Boy, that mobile GeForce GTX 1070 is something, ain't it? The power-efficient puissance of Nvidia's Pascal architecture has certainly brought portable performance to a new plateau. It might not match the desktop GTX 1070 blow-for-blow, but it truly is faster than the GTX 1060 6GB—an impressively fast graphics card in its own right.
The thing is, did you see that on-battery test in our review of Gigabyte's P57X v6? For those who skipped our earlier review, the relevant frametime graph is reproduced above. Long-time TR readers will already know as much, but for those who are just joining us, those frame times would make for a miserable experience. Even though the FPS average of those frames works out to 30 FPS, that plot indicates an intolerably jerky experience all the way through, at least in that test. Folks who want to game on the go are buying machines that really need to be plugged in to produce the best performance.
Moving between power outlets and truly being on the move is the difference between "portable" and "mobile" in a nutshell. Some folks really do want proper mobile performance, though. The laptop version of the GTX 1060 is a better compromise than the mobile GTX 1070, but the GTX 1060's GP106 chip is still pretty thirsty for today's slim & light laptops. Drawing upwards of 100W from a battery means that even the largest laptop batteries probably won't survive much past an hour or so.
Folks who have wanted real PC-gaming-on-the-go until now have had to settle for the GTX 960M. That chip is based on the now-venerable GM107 part we first saw in the GTX 750 Ti almost three years ago. As impressive as it was then, it's time for an update. So just as the GTX 750 Ti was replaced in the sub-75W, no-PCIe-power-connector-required space by the GTX 1050 Ti, the 960M is now being replaced by the dynamic duo of the GTX 1050 and the GTX 1050 Ti.
Yes, just like with the higher-powered Pascals, the GTX 1050 and 1050 Ti are headed into laptops in more or less unaltered form. I say "more or less" because there have been some changes, of course. Contrary to what you might expect, though, the changes are mostly in favor of higher performance. Check out this fancy chart full of specs:
|Base clock speed||Boost clock speed||Memory
|Memory transfer rate|
|GTX 1050||32||40||640||1354 MHz||1455 MHz||128-bit||7 GT/sec|
|GTX 1050 (mobile)||16||40||640||1354 MHz||1493 MHz||128-bit||7 GT/sec|
|GTX 1050 Ti||32||48||768||1290 MHz||1392 MHz||128-bit||7 GT/sec|
|GTX 1050 Ti (mobile)||32||48||768||1493 MHz||1620 MHz||128-bit||7 GT/sec|
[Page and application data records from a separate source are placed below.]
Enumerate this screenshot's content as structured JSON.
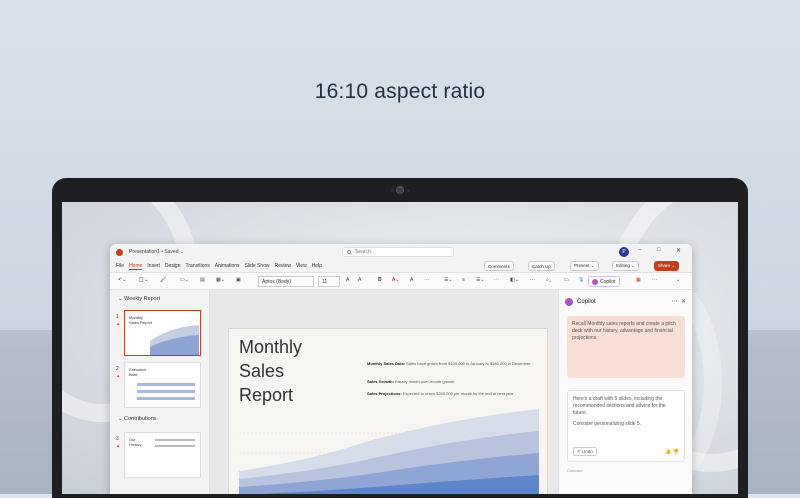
{
  "headline": "16:10 aspect ratio",
  "titlebar": {
    "doc_title": "Presentation1 • Saved ⌄",
    "search_placeholder": "Search",
    "avatar_initial": "P",
    "minimize": "–",
    "maximize": "□",
    "close": "✕"
  },
  "menu": {
    "items": [
      "File",
      "Home",
      "Insert",
      "Design",
      "Transitions",
      "Animations",
      "Slide Show",
      "Review",
      "View",
      "Help"
    ],
    "active": "Home",
    "comments": "Comments",
    "catch_up": "Catch Up",
    "present": "Present ⌄",
    "editing": "Editing ⌄",
    "share": "Share ⌄"
  },
  "ribbon": {
    "font_name": "Aptos (Body)",
    "font_size": "11",
    "bold": "B",
    "copilot": "Copilot"
  },
  "sections": {
    "weekly_report": "⌄ Weekly Report",
    "contributions": "⌄ Contributions"
  },
  "thumbnails": [
    {
      "num": "1",
      "text": "Monthly Sales Report"
    },
    {
      "num": "2",
      "text": "Executive Brief"
    },
    {
      "num": "3",
      "text": "Our History"
    }
  ],
  "slide": {
    "title_line1": "Monthly",
    "title_line2": "Sales",
    "title_line3": "Report",
    "b1_label": "Monthly Sales Data:",
    "b1_text": " Sales have grown from $100,000 in January to $180,000 in December",
    "b2_label": "Sales Growth:",
    "b2_text": " Steady month-over-month growth",
    "b3_label": "Sales Projections:",
    "b3_text": " Expected to reach $200,000 per month by the end of next year",
    "chart_colors": [
      "#d7dcea",
      "#b8c3de",
      "#8fa5d3",
      "#5e86c8"
    ]
  },
  "copilot": {
    "title": "Copilot",
    "user_prompt": "Recall Monthly sales reports and create a pitch deck with our history, advantage and  financial projections.",
    "reply_line1": "Here's a draft with 5 slides, including the recommended sections and advice for the future.",
    "reply_line2": "Consider personalizing slide 5.",
    "undo": "↶ Undo",
    "feedback": "👍 👎",
    "footer": "Contoso"
  }
}
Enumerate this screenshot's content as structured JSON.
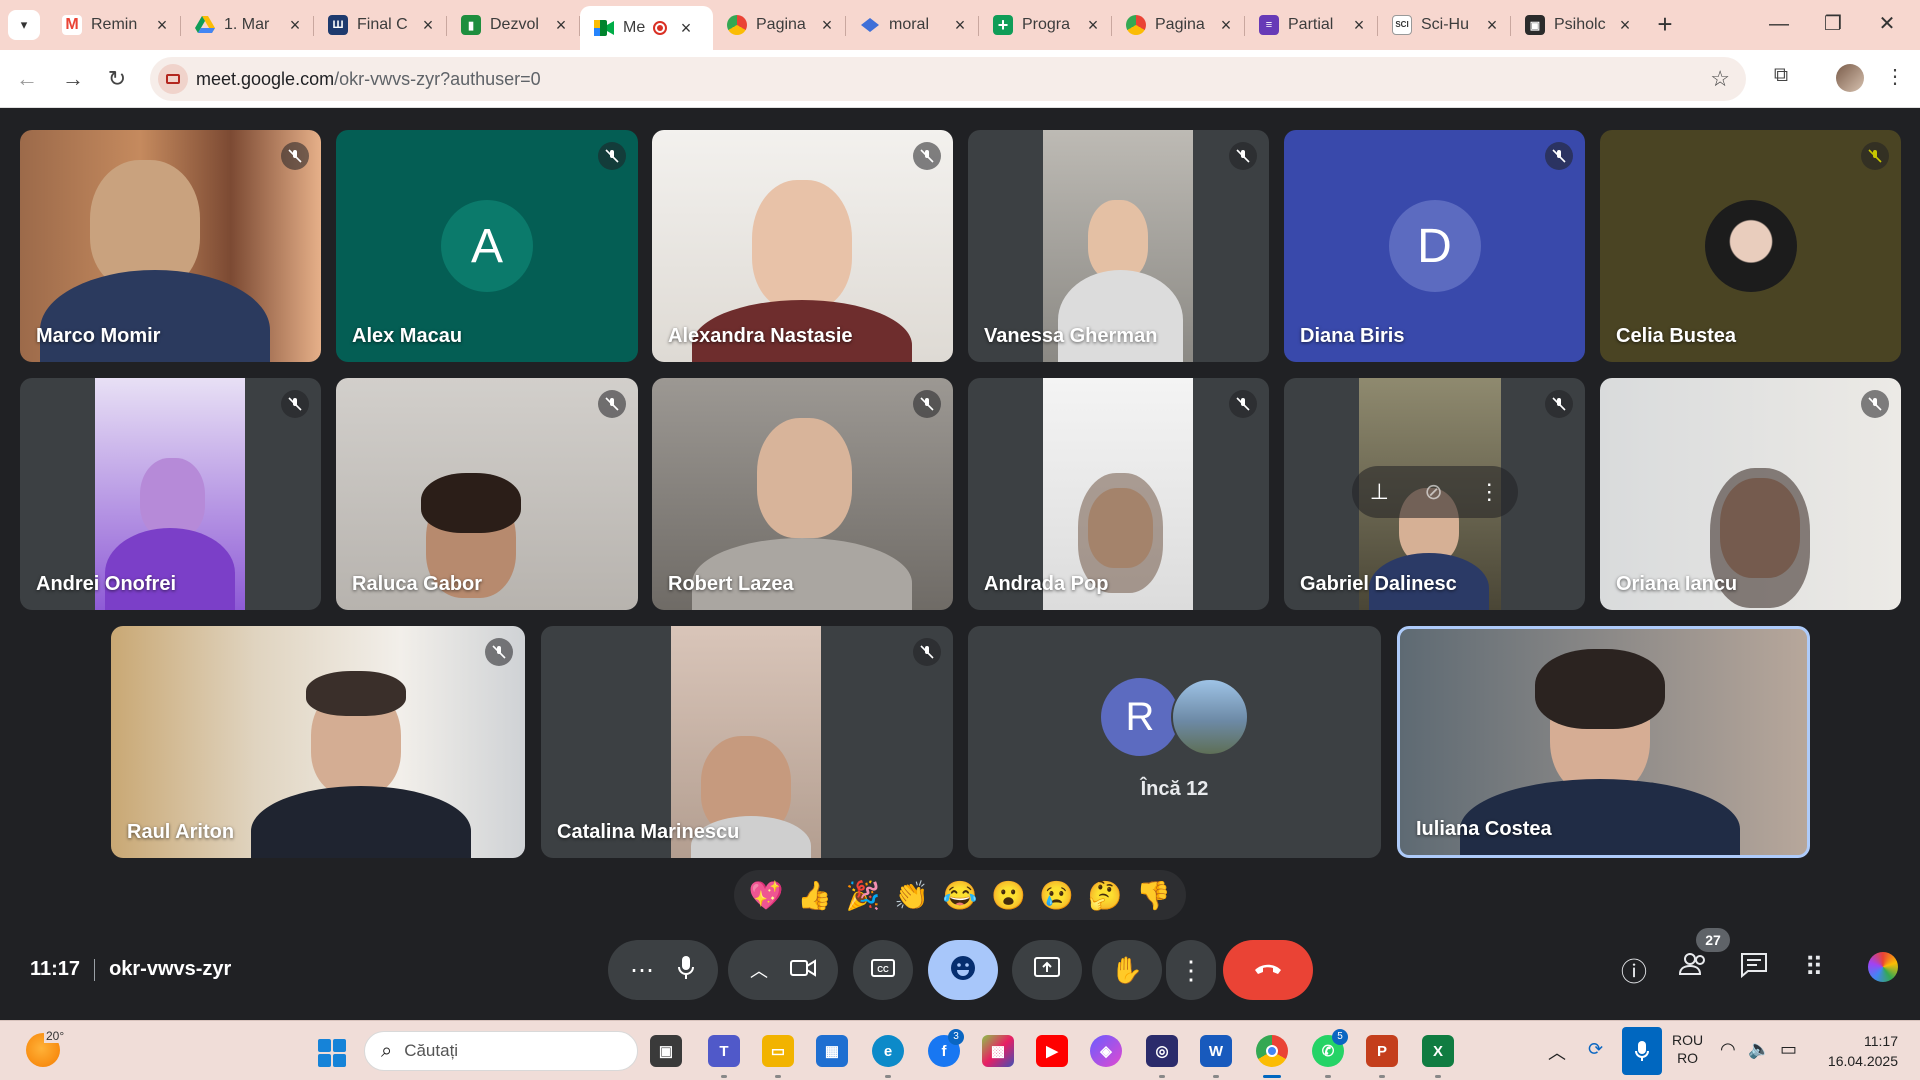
{
  "browser": {
    "tabs": [
      {
        "title": "Remin",
        "favicon": "gmail-icon"
      },
      {
        "title": "1. Mar",
        "favicon": "drive-icon"
      },
      {
        "title": "Final C",
        "favicon": "doc-icon"
      },
      {
        "title": "Dezvol",
        "favicon": "classroom-icon"
      },
      {
        "title": "Me",
        "favicon": "meet-icon",
        "active": true
      },
      {
        "title": "Pagina",
        "favicon": "chrome-icon"
      },
      {
        "title": "moral",
        "favicon": "gem-icon"
      },
      {
        "title": "Progra",
        "favicon": "sheets-plus-icon"
      },
      {
        "title": "Pagina",
        "favicon": "chrome-icon"
      },
      {
        "title": "Partial",
        "favicon": "forms-icon"
      },
      {
        "title": "Sci-Hu",
        "favicon": "scihub-icon"
      },
      {
        "title": "Psiholc",
        "favicon": "profile-icon"
      }
    ],
    "url_host": "meet.google.com",
    "url_path": "/okr-vwvs-zyr?authuser=0"
  },
  "participants": [
    {
      "name": "Marco Momir"
    },
    {
      "name": "Alex Macau",
      "letter": "A"
    },
    {
      "name": "Alexandra Nastasie"
    },
    {
      "name": "Vanessa Gherman"
    },
    {
      "name": "Diana Biris",
      "letter": "D"
    },
    {
      "name": "Celia Bustea"
    },
    {
      "name": "Andrei Onofrei"
    },
    {
      "name": "Raluca Gabor"
    },
    {
      "name": "Robert Lazea"
    },
    {
      "name": "Andrada Pop"
    },
    {
      "name": "Gabriel Dalinesc"
    },
    {
      "name": "Oriana Iancu"
    },
    {
      "name": "Raul Ariton"
    },
    {
      "name": "Catalina Marinescu"
    },
    {
      "name": "Iuliana Costea"
    }
  ],
  "more": {
    "letter": "R",
    "label": "Încă 12"
  },
  "reactions": [
    "💖",
    "👍",
    "🎉",
    "👏",
    "😂",
    "😮",
    "😢",
    "🤔",
    "👎"
  ],
  "meeting": {
    "time": "11:17",
    "code": "okr-vwvs-zyr",
    "people_count": "27"
  },
  "taskbar": {
    "weather_temp": "20°",
    "search_placeholder": "Căutați",
    "lang_top": "ROU",
    "lang_bottom": "RO",
    "time": "11:17",
    "date": "16.04.2025",
    "badge_facebook": "3",
    "badge_whatsapp": "5"
  },
  "colors": {
    "meet_bg": "#202124",
    "tile_bg": "#3c4043",
    "end_call": "#ea4335",
    "active_ctrl": "#a8c7fa",
    "tabbar": "#f7d7cf"
  }
}
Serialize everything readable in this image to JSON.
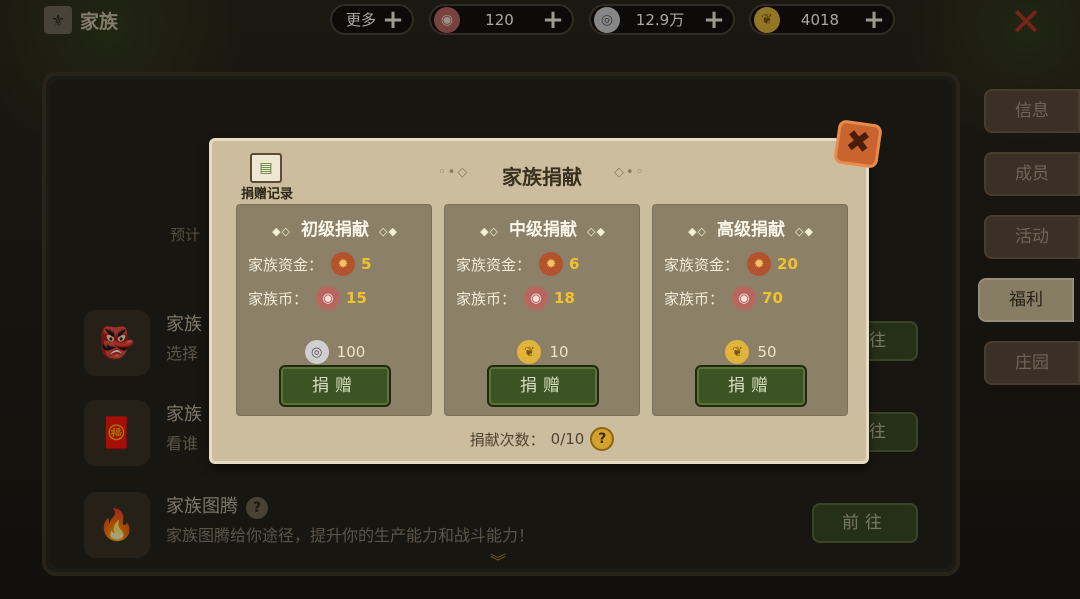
{
  "header": {
    "title": "家族",
    "more_label": "更多",
    "resources": [
      {
        "name": "family-coin",
        "value": "120"
      },
      {
        "name": "silver",
        "value": "12.9万"
      },
      {
        "name": "gold-leaf",
        "value": "4018"
      }
    ]
  },
  "background": {
    "hint_text": "预计",
    "rows": [
      {
        "title": "家族",
        "desc": "选择",
        "button": "往"
      },
      {
        "title": "家族",
        "desc": "看谁",
        "button": "往"
      },
      {
        "title": "家族图腾",
        "desc": "家族图腾给你途径，提升你的生产能力和战斗能力！",
        "button": "前往"
      }
    ]
  },
  "side_tabs": [
    "信息",
    "成员",
    "活动",
    "福利",
    "庄园"
  ],
  "active_tab": "福利",
  "modal": {
    "title": "家族捐献",
    "record_label": "捐赠记录",
    "tiers": [
      {
        "name": "初级捐献",
        "fund_label": "家族资金：",
        "fund": "5",
        "coin_label": "家族币：",
        "coin": "15",
        "cost": "100",
        "cost_type": "silver",
        "button": "捐赠"
      },
      {
        "name": "中级捐献",
        "fund_label": "家族资金：",
        "fund": "6",
        "coin_label": "家族币：",
        "coin": "18",
        "cost": "10",
        "cost_type": "gold",
        "button": "捐赠"
      },
      {
        "name": "高级捐献",
        "fund_label": "家族资金：",
        "fund": "20",
        "coin_label": "家族币：",
        "coin": "70",
        "cost": "50",
        "cost_type": "gold",
        "button": "捐赠"
      }
    ],
    "count_label": "捐献次数：",
    "count_value": "0/10",
    "help_glyph": "?"
  },
  "colors": {
    "accent_gold": "#f0c22e",
    "donate_green": "#3c5424",
    "close_orange": "#c9642e"
  }
}
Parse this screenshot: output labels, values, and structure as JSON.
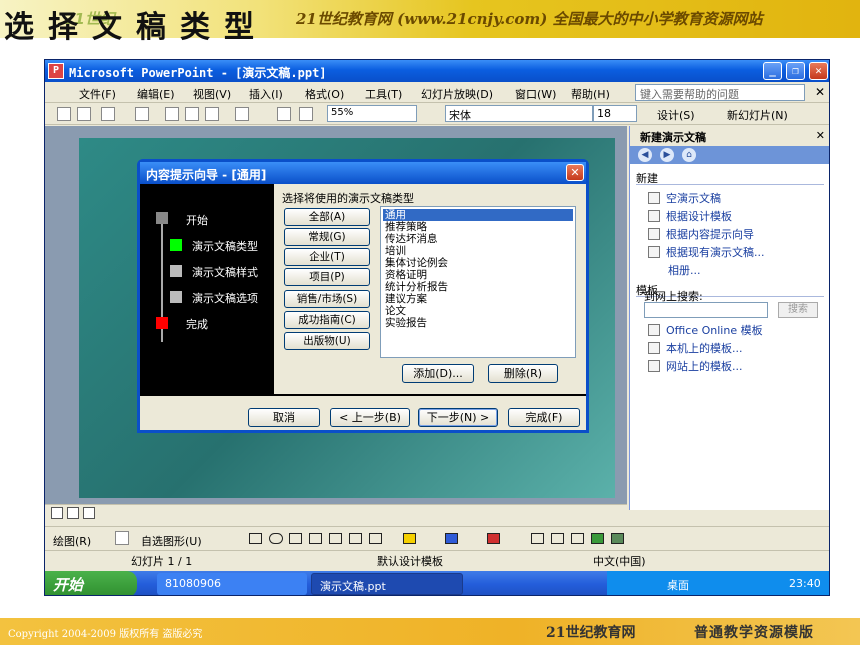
{
  "slide_header": {
    "title": "选择文稿类型",
    "site": "21世纪教育网 (www.21cnjy.com) 全国最大的中小学教育资源网站",
    "logo_text": "21世纪"
  },
  "slide_footer": {
    "copyright": "Copyright 2004-2009 版权所有 盗版必究",
    "site": "21世纪教育网",
    "template": "普通教学资源模版"
  },
  "window": {
    "title": "Microsoft PowerPoint - [演示文稿.ppt]",
    "icon": "P",
    "controls": {
      "minimize": "_",
      "restore": "❐",
      "close": "✕"
    }
  },
  "menu": {
    "items": [
      "文件(F)",
      "编辑(E)",
      "视图(V)",
      "插入(I)",
      "格式(O)",
      "工具(T)",
      "幻灯片放映(D)",
      "窗口(W)",
      "帮助(H)"
    ],
    "help_placeholder": "键入需要帮助的问题",
    "close": "✕"
  },
  "toolbar": {
    "zoom": "55%",
    "font": "宋体",
    "size": "18",
    "design_label": "设计(S)",
    "new_slide_label": "新幻灯片(N)"
  },
  "taskpane": {
    "title": "新建演示文稿",
    "close": "✕",
    "nav": [
      "◀",
      "▶",
      "⌂"
    ],
    "new_section": "新建",
    "new_links": [
      "空演示文稿",
      "根据设计模板",
      "根据内容提示向导",
      "根据现有演示文稿...",
      "相册..."
    ],
    "template_section": "模板",
    "search_label": "到网上搜索:",
    "search_button": "搜索",
    "template_links": [
      "Office Online 模板",
      "本机上的模板...",
      "网站上的模板..."
    ]
  },
  "dialog": {
    "title": "内容提示向导 - [通用]",
    "close": "✕",
    "steps": [
      "开始",
      "演示文稿类型",
      "演示文稿样式",
      "演示文稿选项",
      "完成"
    ],
    "prompt": "选择将使用的演示文稿类型",
    "categories": [
      "全部(A)",
      "常规(G)",
      "企业(T)",
      "项目(P)",
      "销售/市场(S)",
      "成功指南(C)",
      "出版物(U)"
    ],
    "list_items": [
      "通用",
      "推荐策略",
      "传达坏消息",
      "培训",
      "集体讨论例会",
      "资格证明",
      "统计分析报告",
      "建议方案",
      "论文",
      "实验报告"
    ],
    "selected_item": "通用",
    "add_button": "添加(D)...",
    "delete_button": "删除(R)",
    "cancel_button": "取消",
    "back_button": "< 上一步(B)",
    "next_button": "下一步(N) >",
    "finish_button": "完成(F)"
  },
  "drawbar": {
    "draw_label": "绘图(R)",
    "autoshape_label": "自选图形(U)"
  },
  "statusbar": {
    "slide": "幻灯片 1 / 1",
    "design": "默认设计模板",
    "language": "中文(中国)"
  },
  "taskbar": {
    "start": "开始",
    "tasks": [
      "81080906",
      "演示文稿.ppt"
    ],
    "desktop": "桌面",
    "time": "23:40"
  },
  "colors": {
    "xp_blue": "#0a4fc9",
    "selected": "#316ac5",
    "slide_teal": "#2e8a86",
    "step_current": "#00ff00",
    "step_done": "#ff0000"
  }
}
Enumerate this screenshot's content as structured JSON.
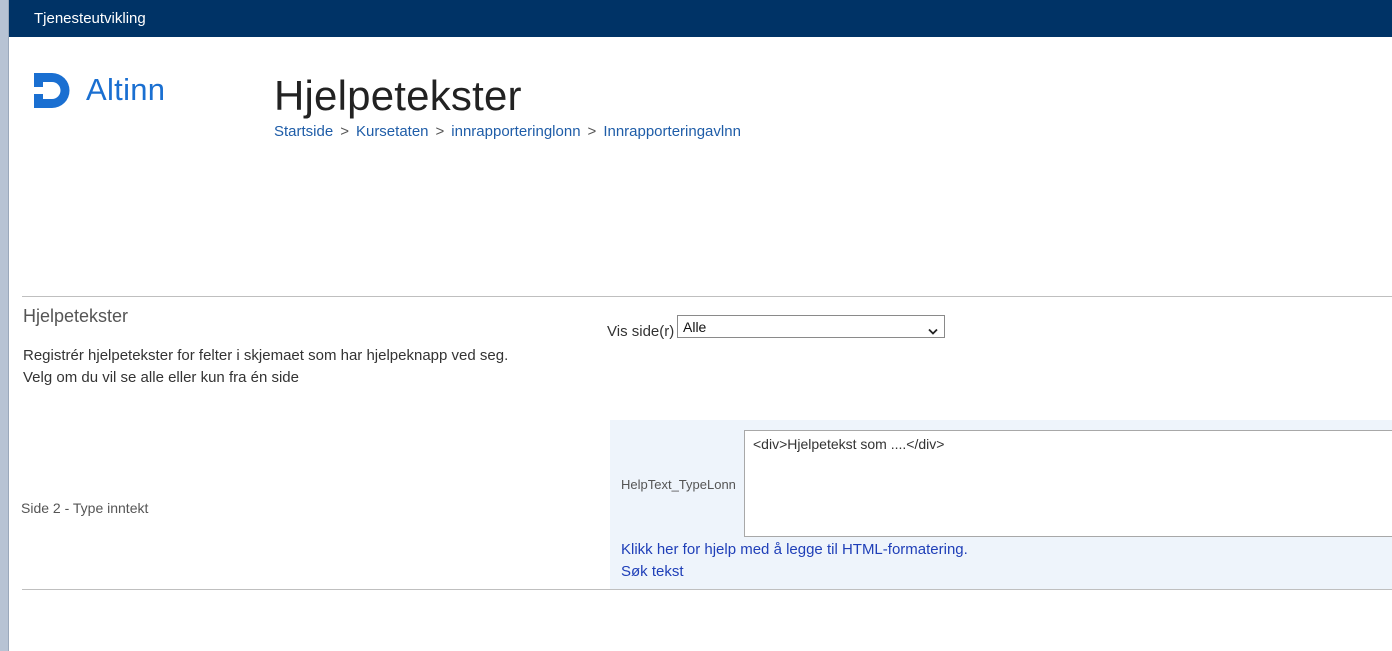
{
  "topbar": {
    "title": "Tjenesteutvikling"
  },
  "logo": {
    "text": "Altinn",
    "color": "#1a6fd1"
  },
  "page": {
    "title": "Hjelpetekster"
  },
  "breadcrumb": {
    "items": [
      "Startside",
      "Kursetaten",
      "innrapporteringlonn",
      "Innrapporteringavlnn"
    ],
    "separator": ">"
  },
  "section": {
    "heading": "Hjelpetekster",
    "description_line1": "Registrér hjelpetekster for felter i skjemaet som har hjelpeknapp ved seg.",
    "description_line2": "Velg om du vil se alle eller kun fra én side"
  },
  "filter": {
    "label": "Vis side(r)",
    "selected": "Alle"
  },
  "helptext_row": {
    "side_label": "Side 2 - Type inntekt",
    "field_label": "HelpText_TypeLonn",
    "value": "<div>Hjelpetekst som ....</div>",
    "help_link": "Klikk her for hjelp med å legge til HTML-formatering.",
    "search_link": "Søk tekst"
  },
  "colors": {
    "topbar": "#003366",
    "link": "#1f5da8",
    "panel_bg": "#eef4fb"
  }
}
|GTX 960M||16||40||640||1097 MHz||1176 MHz||128-bit||5 GT/sec|
The items of particular note above are the core clock rates. While the laptop GTX 1050 hews fairly close to its desktop counterpart, the 1050 Ti takes a leap forward, with a 200 MHz bump to its base clock and a 220 MHz increase in its boost clock range. That's a big jump, and an unusual move for a mobile version of a desktop GPU.
Curiously, Nvidia's documentation also lists the laptop GTX 1050 as having just 16 ROP units—half that of the desktop card. At a glance, that change seems pretty major. We'll have to see if we can get our hands on a laptop equipped with one of these chips and put it to the test against the desktop GTX 1050 to see whether there's a major difference in performance for real-world use. Despite the halved ROP count, the mobile GTX 1050 retains a 128-bit path to memory.
Besides the clock rates, the laptop GTX 1050 will apparently be available in a configuration with 4GB of local memory. That's in contrast to the desktop part, which is only available with 2GB. Both laptop cards will be using the same 128-bit path to 7 GT/sec GDDR5 memory as their desktop counterparts.